[Start of section]
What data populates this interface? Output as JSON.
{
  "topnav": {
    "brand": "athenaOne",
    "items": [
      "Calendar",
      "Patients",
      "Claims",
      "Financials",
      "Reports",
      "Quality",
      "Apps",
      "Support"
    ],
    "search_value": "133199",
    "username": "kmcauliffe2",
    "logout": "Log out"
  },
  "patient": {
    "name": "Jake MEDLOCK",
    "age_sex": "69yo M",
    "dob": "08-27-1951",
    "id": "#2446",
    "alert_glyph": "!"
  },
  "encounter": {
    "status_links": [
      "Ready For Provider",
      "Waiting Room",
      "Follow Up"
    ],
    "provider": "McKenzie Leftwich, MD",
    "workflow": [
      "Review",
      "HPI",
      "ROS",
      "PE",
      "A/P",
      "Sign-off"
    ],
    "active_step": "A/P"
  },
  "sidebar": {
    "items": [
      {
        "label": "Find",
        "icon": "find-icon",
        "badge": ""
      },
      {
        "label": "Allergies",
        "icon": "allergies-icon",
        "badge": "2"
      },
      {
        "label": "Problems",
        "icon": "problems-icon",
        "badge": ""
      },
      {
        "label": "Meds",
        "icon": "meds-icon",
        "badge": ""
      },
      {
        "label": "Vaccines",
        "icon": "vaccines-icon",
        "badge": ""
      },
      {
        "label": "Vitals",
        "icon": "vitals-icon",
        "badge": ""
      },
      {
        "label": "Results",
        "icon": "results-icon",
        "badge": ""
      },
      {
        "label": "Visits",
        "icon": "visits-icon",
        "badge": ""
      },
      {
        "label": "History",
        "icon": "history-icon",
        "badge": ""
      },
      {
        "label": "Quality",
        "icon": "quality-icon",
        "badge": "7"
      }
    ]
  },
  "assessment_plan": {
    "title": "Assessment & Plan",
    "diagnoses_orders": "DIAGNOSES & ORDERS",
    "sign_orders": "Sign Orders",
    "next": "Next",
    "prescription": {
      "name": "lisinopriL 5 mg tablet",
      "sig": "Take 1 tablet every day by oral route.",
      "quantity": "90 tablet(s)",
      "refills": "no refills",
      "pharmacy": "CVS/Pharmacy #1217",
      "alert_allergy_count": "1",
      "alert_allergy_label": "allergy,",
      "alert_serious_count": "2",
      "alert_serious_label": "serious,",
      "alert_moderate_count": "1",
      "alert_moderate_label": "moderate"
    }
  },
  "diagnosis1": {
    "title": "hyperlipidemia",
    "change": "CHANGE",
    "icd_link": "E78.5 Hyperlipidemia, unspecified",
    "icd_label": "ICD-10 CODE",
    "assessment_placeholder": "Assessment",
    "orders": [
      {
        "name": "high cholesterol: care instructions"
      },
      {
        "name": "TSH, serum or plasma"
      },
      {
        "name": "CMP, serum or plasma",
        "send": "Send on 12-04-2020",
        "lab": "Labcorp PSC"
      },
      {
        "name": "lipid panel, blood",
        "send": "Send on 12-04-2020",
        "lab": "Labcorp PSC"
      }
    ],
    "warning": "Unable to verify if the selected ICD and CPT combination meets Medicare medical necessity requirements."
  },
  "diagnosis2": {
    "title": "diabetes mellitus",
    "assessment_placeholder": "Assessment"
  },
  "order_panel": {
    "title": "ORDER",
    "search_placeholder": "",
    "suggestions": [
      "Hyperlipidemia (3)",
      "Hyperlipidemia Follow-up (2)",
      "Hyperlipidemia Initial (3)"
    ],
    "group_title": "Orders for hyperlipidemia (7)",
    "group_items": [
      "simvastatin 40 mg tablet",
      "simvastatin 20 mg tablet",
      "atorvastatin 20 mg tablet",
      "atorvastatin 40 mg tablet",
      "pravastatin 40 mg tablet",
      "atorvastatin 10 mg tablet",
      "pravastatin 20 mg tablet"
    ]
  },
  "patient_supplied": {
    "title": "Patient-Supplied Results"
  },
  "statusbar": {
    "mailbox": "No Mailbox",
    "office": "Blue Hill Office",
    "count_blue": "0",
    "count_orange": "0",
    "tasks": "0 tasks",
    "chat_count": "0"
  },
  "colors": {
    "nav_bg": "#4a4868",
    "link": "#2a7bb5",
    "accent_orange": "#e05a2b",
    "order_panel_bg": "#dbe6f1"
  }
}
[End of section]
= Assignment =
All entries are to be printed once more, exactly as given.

= Solution to this task =
What data populates this interface? Output as JSON.
{
  "topnav": {
    "brand": "athenaOne",
    "items": [
      "Calendar",
      "Patients",
      "Claims",
      "Financials",
      "Reports",
      "Quality",
      "Apps",
      "Support"
    ],
    "search_value": "133199",
    "username": "kmcauliffe2",
    "logout": "Log out"
  },
  "patient": {
    "name": "Jake MEDLOCK",
    "age_sex": "69yo M",
    "dob": "08-27-1951",
    "id": "#2446",
    "alert_glyph": "!"
  },
  "encounter": {
    "status_links": [
      "Ready For Provider",
      "Waiting Room",
      "Follow Up"
    ],
    "provider": "McKenzie Leftwich, MD",
    "workflow": [
      "Review",
      "HPI",
      "ROS",
      "PE",
      "A/P",
      "Sign-off"
    ],
    "active_step": "A/P"
  },
  "sidebar": {
    "items": [
      {
        "label": "Find",
        "icon": "find-icon",
        "badge": ""
      },
      {
        "label": "Allergies",
        "icon": "allergies-icon",
        "badge": "2"
      },
      {
        "label": "Problems",
        "icon": "problems-icon",
        "badge": ""
      },
      {
        "label": "Meds",
        "icon": "meds-icon",
        "badge": ""
      },
      {
        "label": "Vaccines",
        "icon": "vaccines-icon",
        "badge": ""
      },
      {
        "label": "Vitals",
        "icon": "vitals-icon",
        "badge": ""
      },
      {
        "label": "Results",
        "icon": "results-icon",
        "badge": ""
      },
      {
        "label": "Visits",
        "icon": "visits-icon",
        "badge": ""
      },
      {
        "label": "History",
        "icon": "history-icon",
        "badge": ""
      },
      {
        "label": "Quality",
        "icon": "quality-icon",
        "badge": "7"
      }
    ]
  },
  "assessment_plan": {
    "title": "Assessment & Plan",
    "diagnoses_orders": "DIAGNOSES & ORDERS",
    "sign_orders": "Sign Orders",
    "next": "Next",
    "prescription": {
      "name": "lisinopriL 5 mg tablet",
      "sig": "Take 1 tablet every day by oral route.",
      "quantity": "90 tablet(s)",
      "refills": "no refills",
      "pharmacy": "CVS/Pharmacy #1217",
      "alert_allergy_count": "1",
      "alert_allergy_label": "allergy,",
      "alert_serious_count": "2",
      "alert_serious_label": "serious,",
      "alert_moderate_count": "1",
      "alert_moderate_label": "moderate"
    }
  },
  "diagnosis1": {
    "title": "hyperlipidemia",
    "change": "CHANGE",
    "icd_link": "E78.5 Hyperlipidemia, unspecified",
    "icd_label": "ICD-10 CODE",
    "assessment_placeholder": "Assessment",
    "orders": [
      {
        "name": "high cholesterol: care instructions"
      },
      {
        "name": "TSH, serum or plasma"
      },
      {
        "name": "CMP, serum or plasma",
        "send": "Send on 12-04-2020",
        "lab": "Labcorp PSC"
      },
      {
        "name": "lipid panel, blood",
        "send": "Send on 12-04-2020",
        "lab": "Labcorp PSC"
      }
    ],
    "warning": "Unable to verify if the selected ICD and CPT combination meets Medicare medical necessity requirements."
  },
  "diagnosis2": {
    "title": "diabetes mellitus",
    "assessment_placeholder": "Assessment"
  },
  "order_panel": {
    "title": "ORDER",
    "search_placeholder": "",
    "suggestions": [
      "Hyperlipidemia (3)",
      "Hyperlipidemia Follow-up (2)",
      "Hyperlipidemia Initial (3)"
    ],
    "group_title": "Orders for hyperlipidemia (7)",
    "group_items": [
      "simvastatin 40 mg tablet",
      "simvastatin 20 mg tablet",
      "atorvastatin 20 mg tablet",
      "atorvastatin 40 mg tablet",
      "pravastatin 40 mg tablet",
      "atorvastatin 10 mg tablet",
      "pravastatin 20 mg tablet"
    ]
  },
  "patient_supplied": {
    "title": "Patient-Supplied Results"
  },
  "statusbar": {
    "mailbox": "No Mailbox",
    "office": "Blue Hill Office",
    "count_blue": "0",
    "count_orange": "0",
    "tasks": "0 tasks",
    "chat_count": "0"
  },
  "colors": {
    "nav_bg": "#4a4868",
    "link": "#2a7bb5",
    "accent_orange": "#e05a2b",
    "order_panel_bg": "#dbe6f1"
  }
}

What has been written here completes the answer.